Data records for software interfaces:
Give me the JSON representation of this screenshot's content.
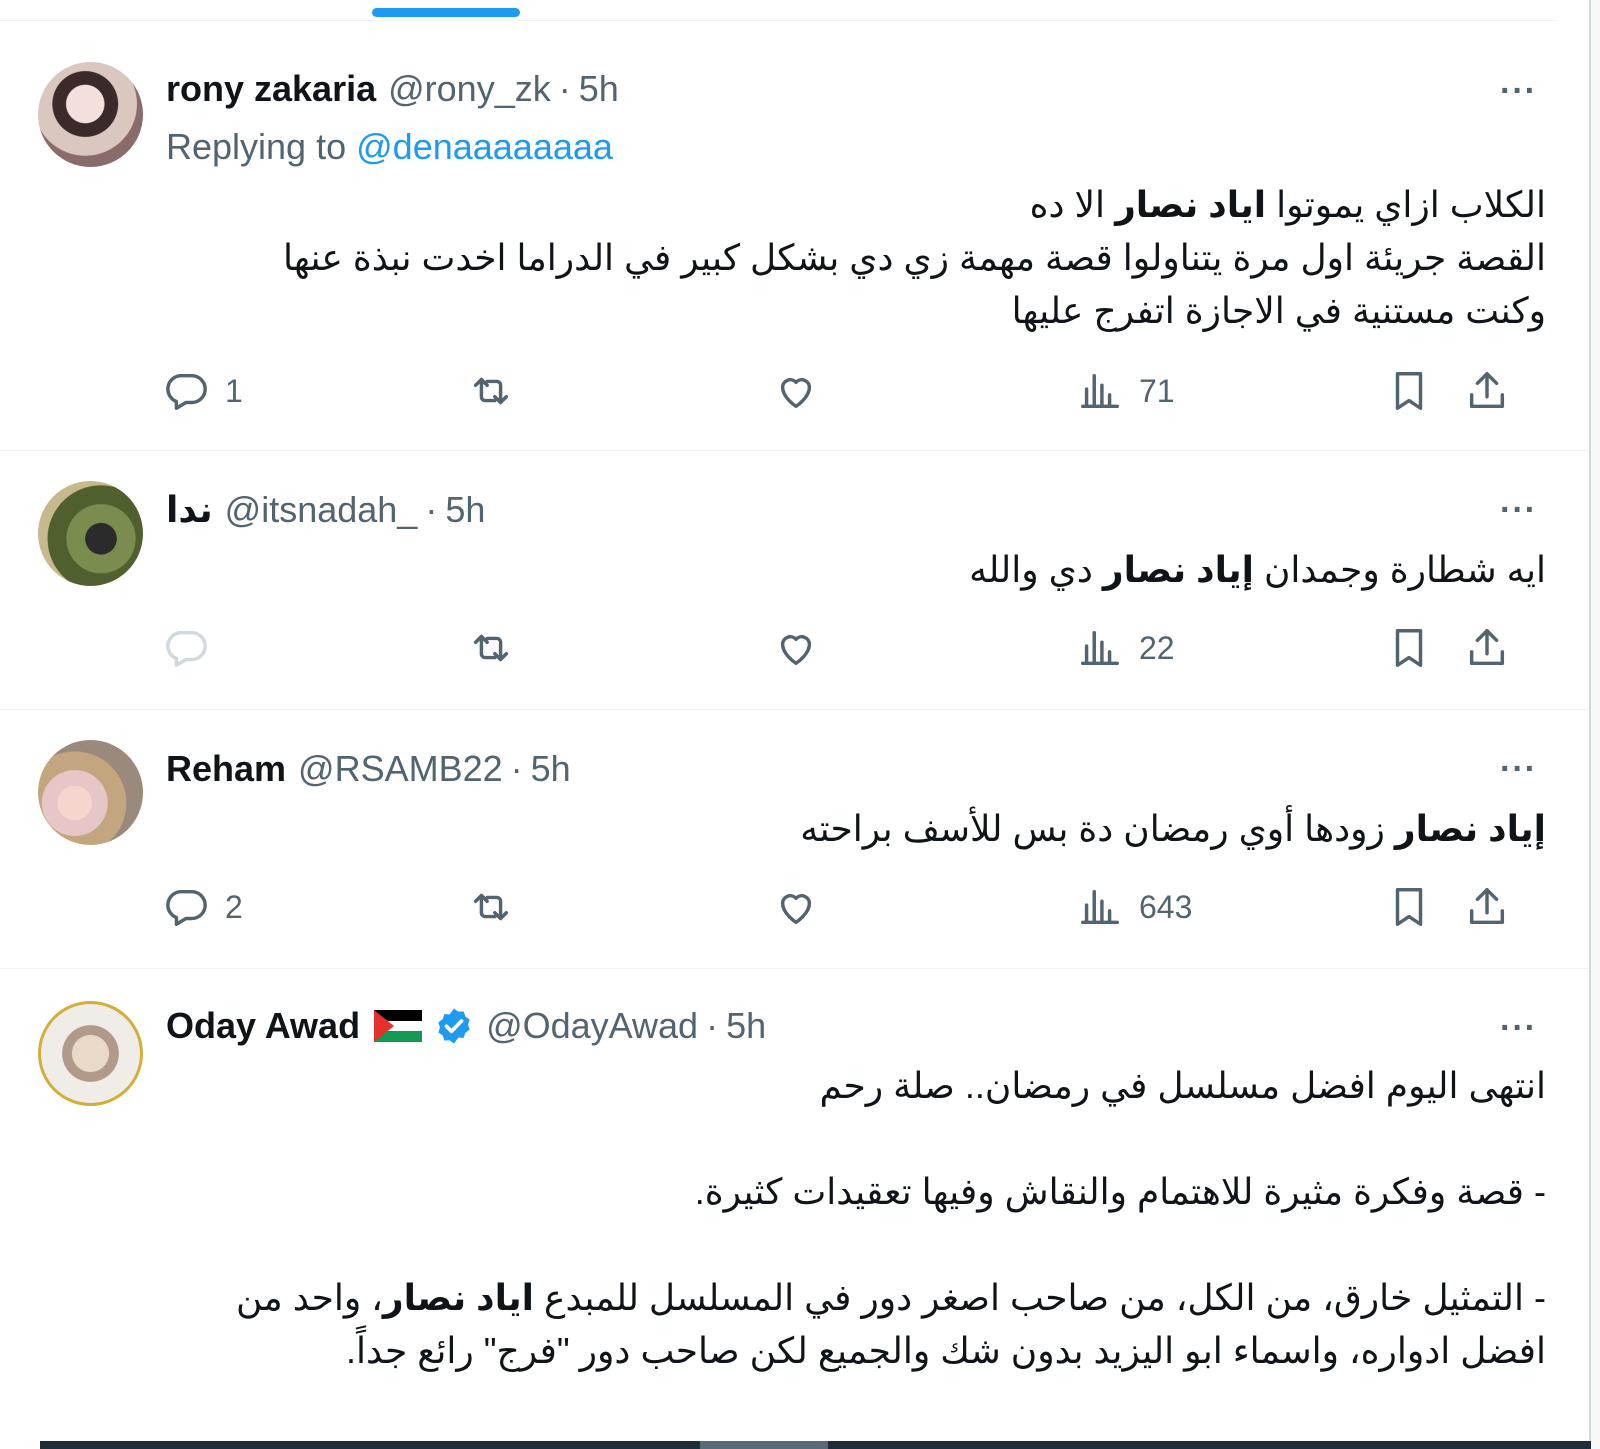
{
  "tweets": [
    {
      "name": "rony zakaria",
      "handle": "@rony_zk",
      "time": "5h",
      "replying_prefix": "Replying to",
      "replying_to": "@denaaaaaaaa",
      "lines": [
        {
          "pre": "الكلاب ازاي يموتوا ",
          "bold": "اياد نصار",
          "post": " الا ده"
        },
        {
          "pre": "القصة جريئة اول مرة يتناولوا قصة مهمة زي دي بشكل كبير في الدراما  اخدت نبذة عنها",
          "bold": "",
          "post": ""
        },
        {
          "pre": "وكنت مستنية في الاجازة اتفرج عليها",
          "bold": "",
          "post": ""
        }
      ],
      "replies": "1",
      "views": "71"
    },
    {
      "name": "ندا",
      "handle": "@itsnadah_",
      "time": "5h",
      "lines": [
        {
          "pre": "ايه شطارة وجمدان ",
          "bold": "إياد نصار",
          "post": " دي والله"
        }
      ],
      "replies": "",
      "views": "22"
    },
    {
      "name": "Reham",
      "handle": "@RSAMB22",
      "time": "5h",
      "lines": [
        {
          "pre": "",
          "bold": "إياد نصار",
          "post": " زودها أوي رمضان دة بس للأسف براحته"
        }
      ],
      "replies": "2",
      "views": "643"
    },
    {
      "name": "Oday Awad",
      "handle": "@OdayAwad",
      "time": "5h",
      "lines": [
        {
          "pre": "انتهى اليوم افضل مسلسل في رمضان.. صلة رحم",
          "bold": "",
          "post": ""
        },
        {
          "pre": "- قصة وفكرة مثيرة للاهتمام والنقاش وفيها تعقيدات كثيرة.",
          "bold": "",
          "post": ""
        },
        {
          "pre": "- التمثيل خارق، من الكل، من صاحب اصغر دور في المسلسل للمبدع ",
          "bold": "اياد نصار",
          "post": "، واحد من"
        },
        {
          "pre": "افضل ادواره، واسماء ابو اليزيد بدون شك والجميع لكن صاحب دور \"فرج\" رائع جداً.",
          "bold": "",
          "post": ""
        }
      ]
    }
  ],
  "more_label": "···",
  "icons": {
    "reply": "reply-icon",
    "retweet": "retweet-icon",
    "like": "heart-icon",
    "views": "views-icon",
    "bookmark": "bookmark-icon",
    "share": "share-icon",
    "flag": "palestine-flag-icon",
    "verified": "verified-badge-icon"
  },
  "colors": {
    "accent": "#1d9bf0",
    "text": "#0f1419",
    "secondary": "#536471"
  }
}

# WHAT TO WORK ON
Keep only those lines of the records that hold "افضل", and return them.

# TASK RESPONSE
          "pre": "انتهى اليوم افضل مسلسل في رمضان.. صلة رحم",
          "pre": "افضل ادواره، واسماء ابو اليزيد بدون شك والجميع لكن صاحب دور \"فرج\" رائع جداً.",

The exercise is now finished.